The problem is, these positives from both broadcaster's come WAY too few and far between.
For 90% of the game we have to listen to them rave about the Detroit Red Wings. How amazing they, and they're players, are. Granted, a team like the Red Wings that could have a dynasty on their hands is deserving of a lot of credit, but not this over-the-top crap that makes the average fence-sitter think Mike Illich managed to get his nephew the play-by-play gig with CBC.
Last I checked, this was a 7-game series. A best of one. Winner take all. 50/50. Believe it or not, the Penguins have not been eliminated yet (although history suggests they're facing an uphill battle tonight!).
I'd like to make it known that my allegiances going into this series were with the Wings. If they win, I take home a cool $300 from a pool, and I want that money! However, Hughson and Simpson have broken me to the point where I don't care if they lose, and, in fact, I'd like to see Pittsburgh win just to see what they'd say! They would probably STILL rave about the Wings while Crosby hoisted the Cup.
I don't know why I take this as such a surprise, because anyone who watches Hockey Night in Canada on Saturday night's should be pretty used to Hughson and Simpson. They generally call the late-night games. For me, a Flames fan, it doesn't get any worse than the combination of those two bozo's. Hughson is the long-time play-by-play man for the hated Vancouver Canucks and I'm pretty sure if given the chance, he would change his last name to Sedin. By listening to Hughson broadcast a Canucks game, you'd think the Sedin's invented the cycle, the slap-pass and also saved a dozen orphans and their puppies from a burning building on their way to GM Place for the game. Simpson, of course, was a long-time Edmonton Oiler player (the last Oiler to score 50 goals in a season) and assistant coach. You'd have to tie him up and threaten to hurt his family before he'd ever say anything derogatory toward the Oilers (other than Dustin Penner).
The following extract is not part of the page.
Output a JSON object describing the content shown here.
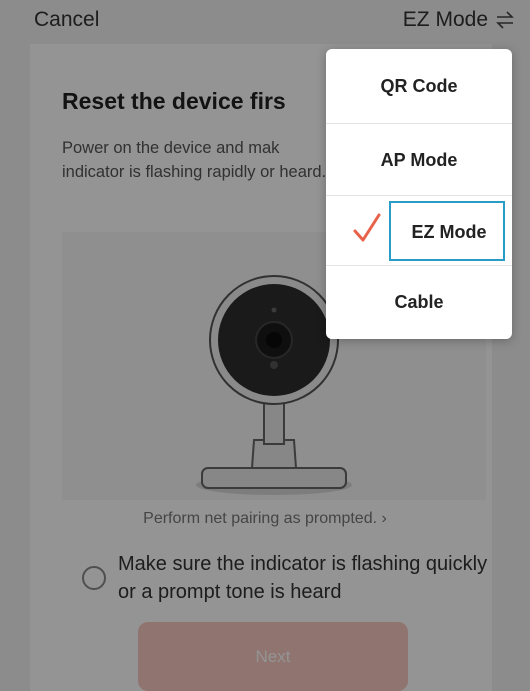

These guys are talented broadcasters, but its clear they belong on a local level, calling the games of the team's their allegiances lie with.
But it's really not just the broadcaster's that I have a problem with. The replays on CBC are always slow. I remember during a second-round series, I heard an overtime goal call and ran to watch the replay. After 2 minutes of waiting for who know's what, I finally had to switch over to The Score to catch the replay. Add to that the fact that I think they pull camera-men off the street for some of their games, and their new theme song sounds like some 8-year old was fooling around with Garage Band and it makes for a pretty pathetic playoff game experience.
I've grown up watching CBC. When I think of the playoffs, I think of CBC. But the writing has been on the wall for the last few seasons as TSN has risen head and shoulders above CBC in terms of sports coverage.
I just never thought I would turn to NBC.
I hope for hockey fans all over that this game is a good one. It would be a nice cap to an exciting season. Game 7's are what its all about. Especially when it comes to the final game of the Stanley Cup Playoffs. The Stanley Cup remains the most difficult trophy to win and the grind of the NHL playoffs is really something spectacular to watch every season. I will NEVER forget the look on Martin Gelinas' face when the buzzer sounded and TBay beat the Flames. It summed it all up and its hard to believe that after these two teams have worked so hard for 115 games, someone has to go home a loser.